## Record extracts
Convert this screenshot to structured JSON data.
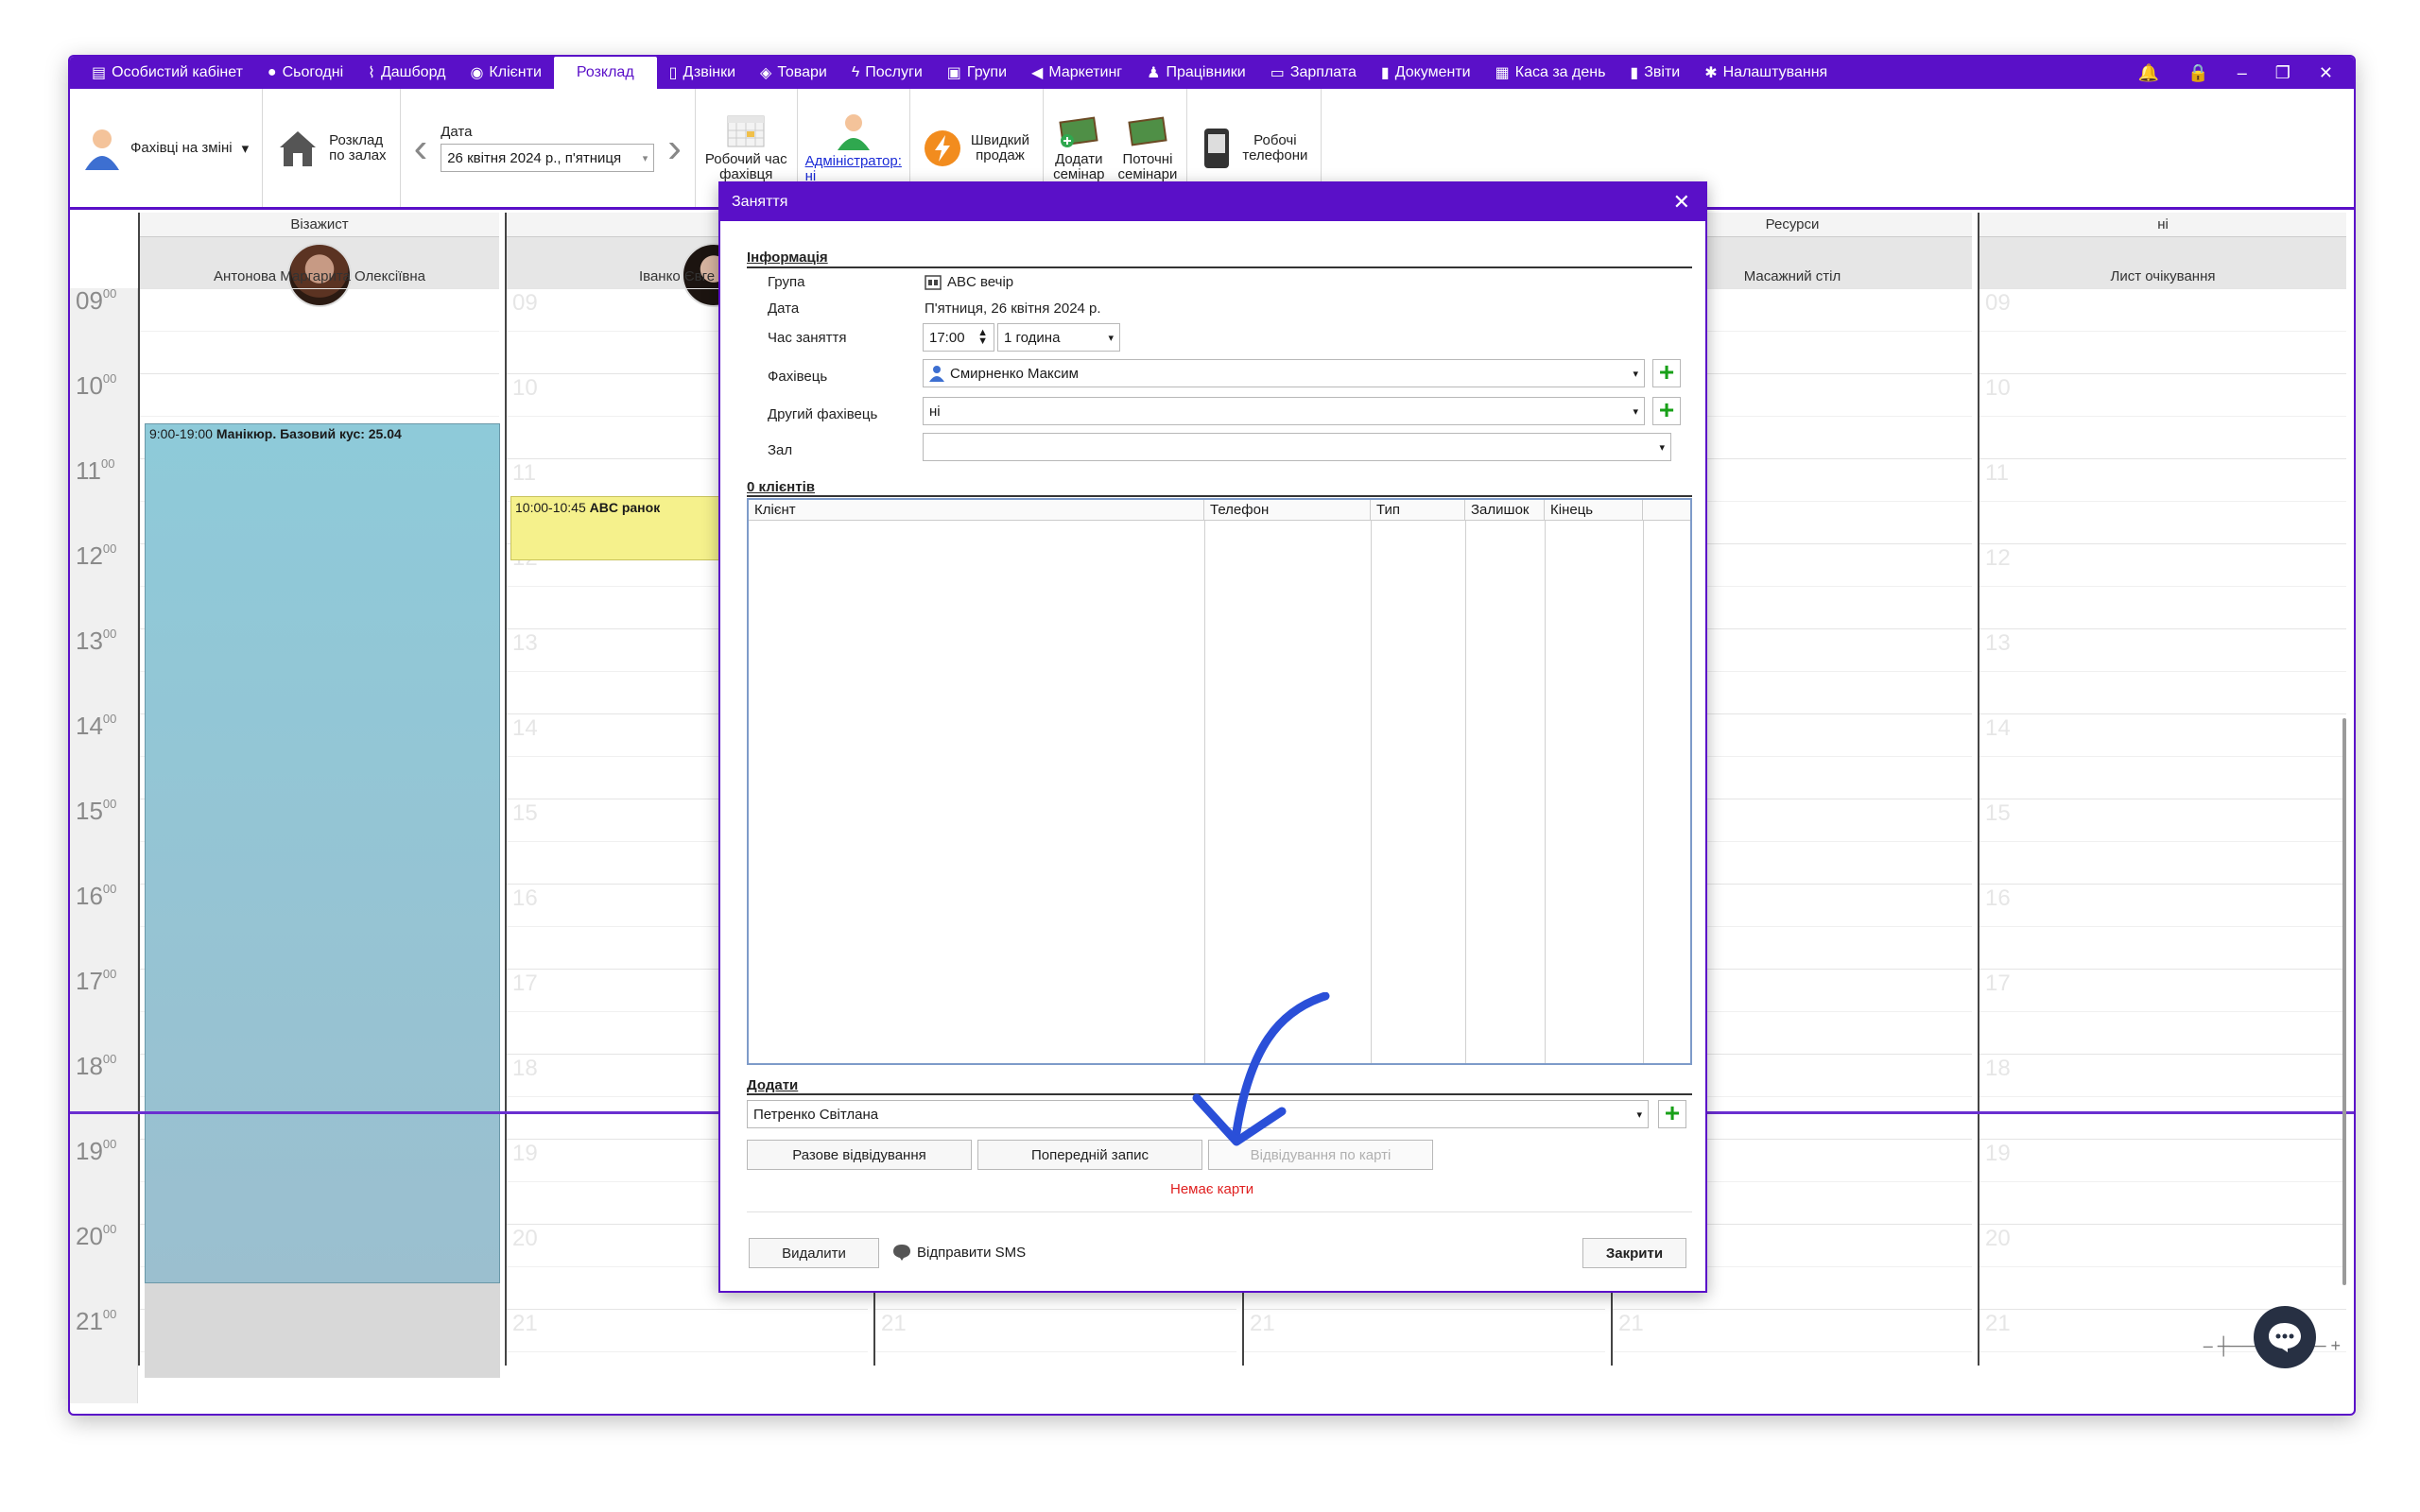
{
  "menu": {
    "items": [
      {
        "label": "Особистий кабінет",
        "icon": "briefcase-icon"
      },
      {
        "label": "Сьогодні",
        "icon": "today-icon"
      },
      {
        "label": "Дашборд",
        "icon": "pulse-icon"
      },
      {
        "label": "Клієнти",
        "icon": "user-circle-icon"
      },
      {
        "label": "Розклад",
        "icon": "",
        "active": true
      },
      {
        "label": "Дзвінки",
        "icon": "phone-icon"
      },
      {
        "label": "Товари",
        "icon": "box-icon"
      },
      {
        "label": "Послуги",
        "icon": "lightning-icon"
      },
      {
        "label": "Групи",
        "icon": "group-icon"
      },
      {
        "label": "Маркетинг",
        "icon": "megaphone-icon"
      },
      {
        "label": "Працівники",
        "icon": "person-icon"
      },
      {
        "label": "Зарплата",
        "icon": "money-icon"
      },
      {
        "label": "Документи",
        "icon": "document-icon"
      },
      {
        "label": "Каса за день",
        "icon": "calculator-icon"
      },
      {
        "label": "Звіти",
        "icon": "bar-chart-icon"
      },
      {
        "label": "Налаштування",
        "icon": "gear-icon"
      }
    ]
  },
  "toolbar": {
    "staff_on_shift": "Фахівці на зміні",
    "schedule_by_rooms_1": "Розклад",
    "schedule_by_rooms_2": "по залах",
    "date_label": "Дата",
    "date_value": "26 квітня 2024 р., п'ятниця",
    "work_time_1": "Робочий час",
    "work_time_2": "фахівця",
    "admin_1": "Адміністратор:",
    "admin_2": "ні",
    "quick_sale_1": "Швидкий",
    "quick_sale_2": "продаж",
    "add_seminar_1": "Додати",
    "add_seminar_2": "семінар",
    "current_seminars_1": "Поточні",
    "current_seminars_2": "семінари",
    "work_phones_1": "Робочі",
    "work_phones_2": "телефони"
  },
  "grid": {
    "columns": [
      {
        "head": "Візажист",
        "name": "Антонова Маргарита Олексіївна"
      },
      {
        "head": "",
        "name": "Іванко Євге"
      },
      {
        "head": "Ресурси",
        "name": "Масажний стіл"
      },
      {
        "head": "ні",
        "name": "Лист очікування"
      }
    ],
    "times": [
      "09",
      "10",
      "11",
      "12",
      "13",
      "14",
      "15",
      "16",
      "17",
      "18",
      "19",
      "20",
      "21"
    ],
    "ghost_times": [
      "09",
      "10",
      "11",
      "12",
      "13",
      "14",
      "15",
      "16",
      "17",
      "18",
      "19",
      "20",
      "21"
    ],
    "appointments": [
      {
        "time": "9:00-19:00",
        "title": "Манікюр. Базовий кус: 25.04"
      },
      {
        "time": "10:00-10:45",
        "title": "ABC ранок"
      }
    ],
    "minutes_suffix": "00"
  },
  "modal": {
    "title": "Заняття",
    "info_section": "Інформація",
    "group_label": "Група",
    "group_value": "ABC вечір",
    "date_label": "Дата",
    "date_value": "П'ятниця, 26 квітня 2024 р.",
    "time_label": "Час заняття",
    "time_value": "17:00",
    "duration_value": "1 година",
    "specialist_label": "Фахівець",
    "specialist_value": "Смирненко Максим",
    "second_specialist_label": "Другий фахівець",
    "second_specialist_value": "ні",
    "hall_label": "Зал",
    "hall_value": "",
    "clients_section": "0 клієнтів",
    "table_headers": [
      "Клієнт",
      "Телефон",
      "Тип",
      "Залишок",
      "Кінець"
    ],
    "add_section": "Додати",
    "add_client_value": "Петренко Світлана",
    "btn_single_visit": "Разове відвідування",
    "btn_pre_booking": "Попередній запис",
    "btn_card_visit": "Відвідування по карті",
    "no_card_message": "Немає карти",
    "btn_delete": "Видалити",
    "btn_send_sms": "Відправити SMS",
    "btn_close": "Закрити"
  },
  "colors": {
    "accent": "#5a10c8",
    "appointment_blue": "#8ecad9",
    "appointment_yellow": "#f5f18c",
    "error": "#e02020",
    "add_green": "#18a018",
    "annotation_arrow": "#2a4fd8"
  }
}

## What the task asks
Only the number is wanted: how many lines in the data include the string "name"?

## The answer
4